THIS is going to be a foreign column, starting from the unlikely launchpad of “Feedback”, the New Scientist’s compulsive page of silliness at the end of each week’s magazine. That discusses the case of Pastor Paul Sanyangore of Victory World International ministries in Zimbabwe, who has God on his speed dial.
It’s true. I have watched the video on YouTube, where he stalks up and down with the phone clamped to his ear, asking questions into it and then shouting the answers into a microphone.
Of course, there are always scoffers and mockers. His own brother has denounced him on YouTube as a fraud, unfortunately not in a language that I can speak. So, the magazine explains, Pastor Sanyangore released the number he uses to call God. A South African DJ tried it, live on air, of course. The call went through to voicemail. Apparently among the options given were “forgiveness, lost love, winning lottery numbers, world peace and . . . press 5 to smite someone.”
It is unwise to check any evidence on YouTube, for it leads into an infinite rabbit hole. But I managed to turn back after reaching another video for which the blurb started “People are now getting their delivarance [sic] from the water that Pastor Sanyangore walked on. For more information on how to talk meet the man of God Pastor Sanyangore call Pastor Andy on . . .”
THE serious stuff comes with an exchange between two American intellectuals, Rod Dreher, the conservative whose book The Benedict Option (Sentinel) has been getting a lot of notice, and Benjamin Teitelbaum, who reviewed it for the Los Angeles Review of Books, alongside the leftish Roman Catholic Archbishop Charles Chaput’s latest work.
Anyone of liberal temperament ought to read Dreher’s blog to see what an honest and thoughtful conservative looks like; then read the comments section to make the acquaintance of the other, more numerous, sort.
The Benedict Option can be boiled down, I think, to two central principles. The first is that virtue can best be cultivated as part of a community effort. The second, impossible to argue with, is that mainstream white American Christianity has been utterly corrupted by consumerist culture.
Teitelbaum’s review is hostile, as one might expect, but it is also scrupulous, and fairly sympathetic: “According to Chaput and Dreher, secular liberalism has breached the innermost ramparts of our society, and mainstream American culture now finds itself in a loathsome state of aimlessness, in which history, place, and even our bodies mean nothing.
“The authors mobilize to expose this social confusion and guide Christians on a path toward spiritual and cultural survival. This path is one of entrenchment, of waiting out liberalism’s vital phase.”

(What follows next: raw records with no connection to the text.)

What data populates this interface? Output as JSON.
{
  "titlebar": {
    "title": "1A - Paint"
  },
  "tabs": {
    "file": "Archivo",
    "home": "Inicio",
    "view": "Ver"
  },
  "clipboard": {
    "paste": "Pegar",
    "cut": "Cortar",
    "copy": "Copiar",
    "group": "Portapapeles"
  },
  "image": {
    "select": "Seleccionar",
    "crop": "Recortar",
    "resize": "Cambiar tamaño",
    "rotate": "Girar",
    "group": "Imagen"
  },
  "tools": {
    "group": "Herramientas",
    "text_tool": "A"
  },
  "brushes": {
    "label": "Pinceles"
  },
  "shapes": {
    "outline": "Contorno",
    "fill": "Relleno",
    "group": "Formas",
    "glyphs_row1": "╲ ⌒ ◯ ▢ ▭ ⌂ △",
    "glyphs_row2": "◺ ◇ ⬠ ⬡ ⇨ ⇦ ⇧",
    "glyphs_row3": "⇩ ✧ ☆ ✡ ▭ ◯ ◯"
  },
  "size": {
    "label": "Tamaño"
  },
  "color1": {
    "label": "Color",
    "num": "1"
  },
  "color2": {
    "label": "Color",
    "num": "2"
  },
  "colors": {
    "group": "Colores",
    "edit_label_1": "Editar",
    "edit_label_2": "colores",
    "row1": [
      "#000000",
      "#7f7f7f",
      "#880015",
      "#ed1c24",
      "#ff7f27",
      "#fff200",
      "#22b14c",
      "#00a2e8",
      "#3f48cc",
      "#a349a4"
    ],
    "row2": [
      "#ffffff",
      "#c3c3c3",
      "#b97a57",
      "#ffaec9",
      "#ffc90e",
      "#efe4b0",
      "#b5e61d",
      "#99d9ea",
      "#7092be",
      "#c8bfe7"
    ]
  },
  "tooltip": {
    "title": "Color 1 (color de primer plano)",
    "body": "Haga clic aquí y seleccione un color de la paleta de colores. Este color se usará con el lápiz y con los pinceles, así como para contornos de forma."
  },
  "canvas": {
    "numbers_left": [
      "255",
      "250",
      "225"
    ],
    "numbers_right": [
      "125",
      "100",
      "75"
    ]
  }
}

The review does contain the most convincing argument I have come across about why opposition to gay marriage is so very important to the conservatives: “[Chaput’s] concern centers not on same-sex marriage per se, but rather on what it allegedly represents and perpetuates — namely, a society in which we are no longer able to orient ourselves because one of the most fundamental features of identity, gender, has been stripped of consequence. Any notion that certain features of who we are might be givens, that we could be born into one association or social role but not others, is now anathema.”
This line of reasoning would also explain why conservatives are committed to the idea that homosexuality is learned behaviour, which can and should be unlearned.
Teitelbaum’s review and Dreher’s response on his blog deserve a great deal more space than I can give them here, and I’d urge everyone to read both at length. Teitelbaum zeroes in on the claim that there are moral facts: “You might think that the claim ‘All men are created equal’ is not the same kind of falsifiable statement as ‘The temperature outside right now is 86 degrees’; but Chaput begs to differ. The former is as much of a fact as the latter, he claims, and if it is regarded as a non-fact — as an opinion — it is more easily relativized and conditionally dismissed.”
Dreher picks up on, and concedes, the really important point that liberalism is in some sense an outgrowth of Christianity, which first came up with the idea of universal moral truths valid for every culture, and thus that anti-modernism will in time become profoundly hostile to Christianity itself.
“Racialism is a powerful god — a false one, but a powerful one. Look at how identity politics (racial, sexual, etc) has destroyed old-school liberalism. Racialism is going to do the same thing to old-school conservatism. Even if our churches are conservative in theology, if all they’re giving is right-wing politics and bland therapeutic pieties, it will give us nothing with which to resist the anti-Christian Right.
“The question I always have for liberal critics of anti-modernists is this: what do you have to offer? If the Christian religion and its precepts are no longer undergirding and binding our civilization, what is?”